Even without Crossrail experts say that London's transport system will be able to cope with the thousands of extra people who would attend the Olympics
Despite warnings of skills shortages and massive transport problems it seems the construction industry is keen for the Olympics to come to London in 2012. In the Building web poll nearly 75% of readers said they approved of the government's bid for the Games.

The biggest concern is whether London can cope with the extra influx of visitors. An expected 150,000 spectactors would visit on a busy day, including 125,000 travelling from or through central London.

During normal working months these extra numbers would put an unbearable strain on London's transport network but the Olympics will be held during the quieter holiday months, July and August.

By 2012 East London should also have a pretty comprehensive transport network. Spectators, athletics and media folk travelling to the main Olympic stadium at Stratford will have plenty of travel options. As well as the Central and Jubilee Underground lines, Docklands Light Railway, and two overland commuter lines, Stratford will also be connected to the Channel Tunnel Rail Link by 2007.

As well as being connected to St Pancras and the continent, the CTRL could also be connected to rail lines North of London, which will mean that visitors from the North would be able to avoid the congested Euston and King's Cross stations.

The Tory opposition is suggesting that London's infrastructure will struggle to cope with the Olympics if the Crossrail project is not completed in time. Crossrail would link Heathrow and Paddington to the West of London with Canary Wharf and Stratford in the East and with up to 24 trains an hour it could solve the problem at a stroke. But even if the government did give the project the go-head immediately, it would be hard pushed to finish Crossrail in time for the Olympics.

This is why an Arup report looking at the viability of the Olympics was commissioned by the government on the assumption that Crossrail would not be built. Even without Crossrail Arup concluded that London could cope with the thousands of spectators if they were scheduled to arrive at major events outside of the rush hours.

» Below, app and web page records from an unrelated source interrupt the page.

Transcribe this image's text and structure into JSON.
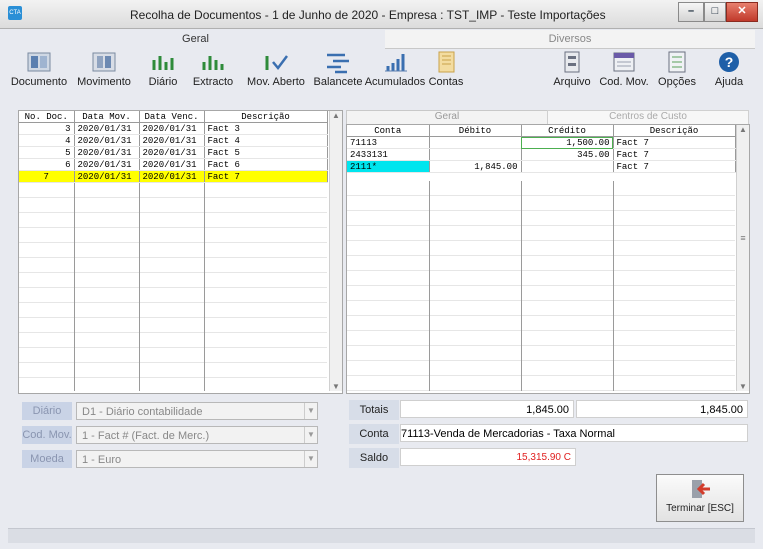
{
  "window": {
    "title": "Recolha de Documentos  - 1 de Junho de 2020 - Empresa : TST_IMP - Teste Importações",
    "app_icon_label": "CTA",
    "minimize": "–",
    "maximize": "□",
    "close": "✕"
  },
  "tabs": {
    "geral": "Geral",
    "diversos": "Diversos"
  },
  "toolbar": {
    "documento": "Documento",
    "movimento": "Movimento",
    "diario": "Diário",
    "extracto": "Extracto",
    "mov_aberto": "Mov. Aberto",
    "balancete": "Balancete",
    "acumulados": "Acumulados",
    "contas": "Contas",
    "arquivo": "Arquivo",
    "cod_mov": "Cod. Mov.",
    "opcoes": "Opções",
    "ajuda": "Ajuda"
  },
  "docs": {
    "headers": [
      "No. Doc.",
      "Data Mov.",
      "Data Venc.",
      "Descrição"
    ],
    "rows": [
      [
        "3",
        "2020/01/31",
        "2020/01/31",
        "Fact 3"
      ],
      [
        "4",
        "2020/01/31",
        "2020/01/31",
        "Fact 4"
      ],
      [
        "5",
        "2020/01/31",
        "2020/01/31",
        "Fact 5"
      ],
      [
        "6",
        "2020/01/31",
        "2020/01/31",
        "Fact 6"
      ],
      [
        "7",
        "2020/01/31",
        "2020/01/31",
        "Fact 7"
      ]
    ],
    "selected_index": 4
  },
  "lines": {
    "tabs": {
      "geral": "Geral",
      "centros": "Centros de Custo"
    },
    "headers": [
      "Conta",
      "Débito",
      "Crédito",
      "Descrição"
    ],
    "rows": [
      [
        "71113",
        "",
        "1,500.00",
        "Fact 7"
      ],
      [
        "2433131",
        "",
        "345.00",
        "Fact 7"
      ],
      [
        "2111*",
        "1,845.00",
        "",
        "Fact 7"
      ]
    ]
  },
  "fields": {
    "diario_label": "Diário",
    "diario_value": "D1     - Diário contabilidade",
    "codmov_label": "Cod. Mov.",
    "codmov_value": "1     - Fact #  (Fact. de Merc.)",
    "moeda_label": "Moeda",
    "moeda_value": "1     - Euro"
  },
  "totals": {
    "totais_label": "Totais",
    "debito": "1,845.00",
    "credito": "1,845.00",
    "conta_label": "Conta",
    "conta_value": "71113-Venda de Mercadorias - Taxa Normal",
    "saldo_label": "Saldo",
    "saldo_value": "15,315.90 C"
  },
  "terminar": "Terminar [ESC]",
  "colors": {
    "selected_row": "#ffff00",
    "cyan_cell": "#00e5ee",
    "saldo": "#e02020"
  }
}
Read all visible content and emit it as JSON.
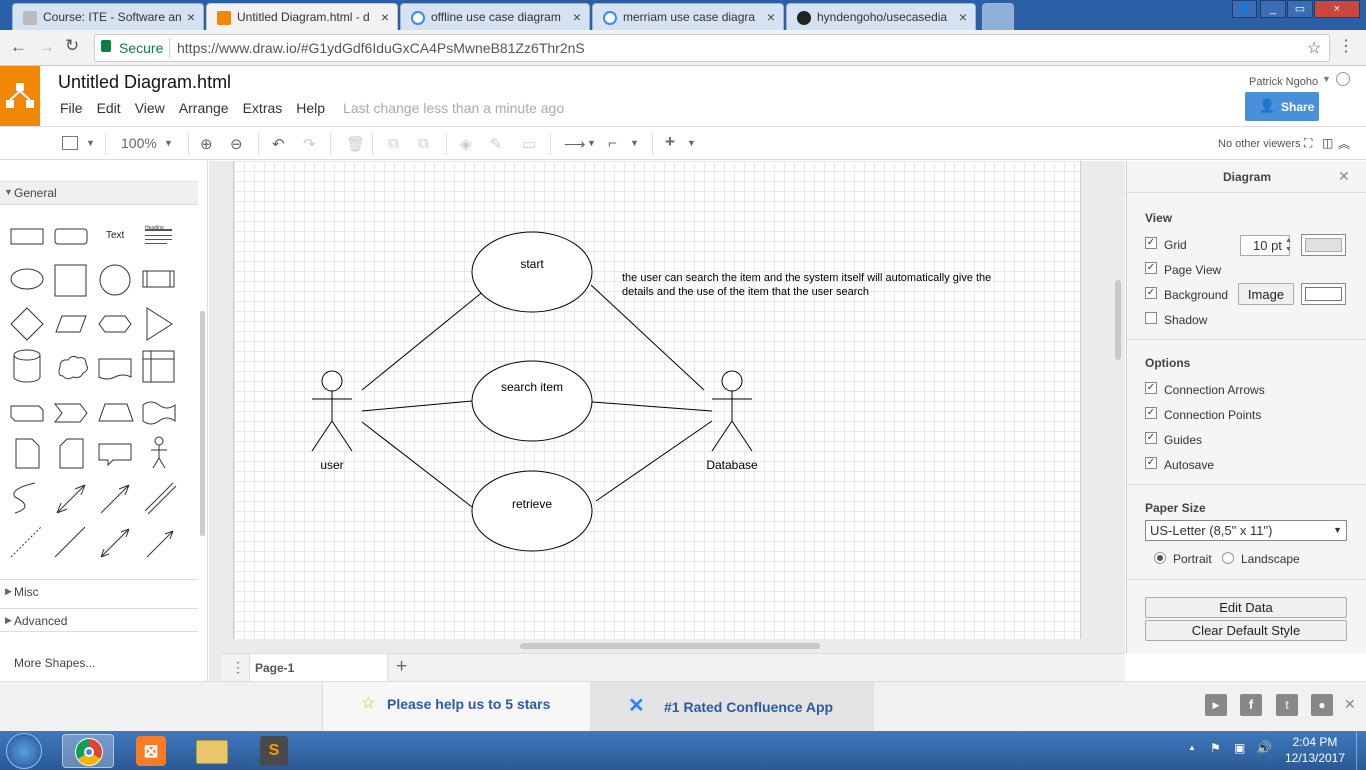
{
  "browser": {
    "tabs": [
      {
        "title": "Course: ITE - Software an",
        "fav_color": "#cccccc"
      },
      {
        "title": "Untitled Diagram.html - d",
        "fav_color": "#f08705",
        "active": true
      },
      {
        "title": "offline use case diagram",
        "fav_color": "#4285f4"
      },
      {
        "title": "merriam use case diagra",
        "fav_color": "#4285f4"
      },
      {
        "title": "hyndengoho/usecasedia",
        "fav_color": "#222222"
      }
    ],
    "secure_label": "Secure",
    "url": "https://www.draw.io/#G1ydGdf6IduGxCA4PsMwneB81Zz6Thr2nS",
    "close_symbol": "×",
    "min_symbol": "_",
    "max_symbol": "▭"
  },
  "app": {
    "doc_title": "Untitled Diagram.html",
    "menus": [
      "File",
      "Edit",
      "View",
      "Arrange",
      "Extras",
      "Help"
    ],
    "last_change": "Last change less than a minute ago",
    "user": "Patrick Ngoho",
    "share_label": "Share",
    "zoom": "100%",
    "viewers": "No other viewers",
    "accent": "#f08705",
    "share_color": "#4a90d9"
  },
  "left_panel": {
    "general_label": "General",
    "text_shape": "Text",
    "heading_shape": "Heading",
    "misc_label": "Misc",
    "advanced_label": "Advanced",
    "more_shapes": "More Shapes..."
  },
  "diagram": {
    "usecases": [
      "start",
      "search item",
      "retrieve"
    ],
    "actors": [
      "user",
      "Database"
    ],
    "note_line1": "the user can search the item and the system itself will automatically give the",
    "note_line2": "details and the use of the item that the user search"
  },
  "page_tab": "Page-1",
  "right_panel": {
    "title": "Diagram",
    "view_heading": "View",
    "grid_label": "Grid",
    "grid_size": "10 pt",
    "page_view_label": "Page View",
    "background_label": "Background",
    "image_button": "Image",
    "shadow_label": "Shadow",
    "options_heading": "Options",
    "connection_arrows": "Connection Arrows",
    "connection_points": "Connection Points",
    "guides": "Guides",
    "autosave": "Autosave",
    "paper_size_heading": "Paper Size",
    "paper_size": "US-Letter (8,5\" x 11\")",
    "portrait": "Portrait",
    "landscape": "Landscape",
    "edit_data": "Edit Data",
    "clear_default_style": "Clear Default Style"
  },
  "banner": {
    "rate_text": "Please help us to 5 stars",
    "confluence_text": "#1 Rated Confluence App"
  },
  "taskbar": {
    "time": "2:04 PM",
    "date": "12/13/2017"
  }
}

The government may also be too busy limbering up for an Olympic bid to worry about Crossrail. The high cost of funding Crossrail – estimated to be between £7 and 11bn at the last count – could undermine the government's chances of winning the main event.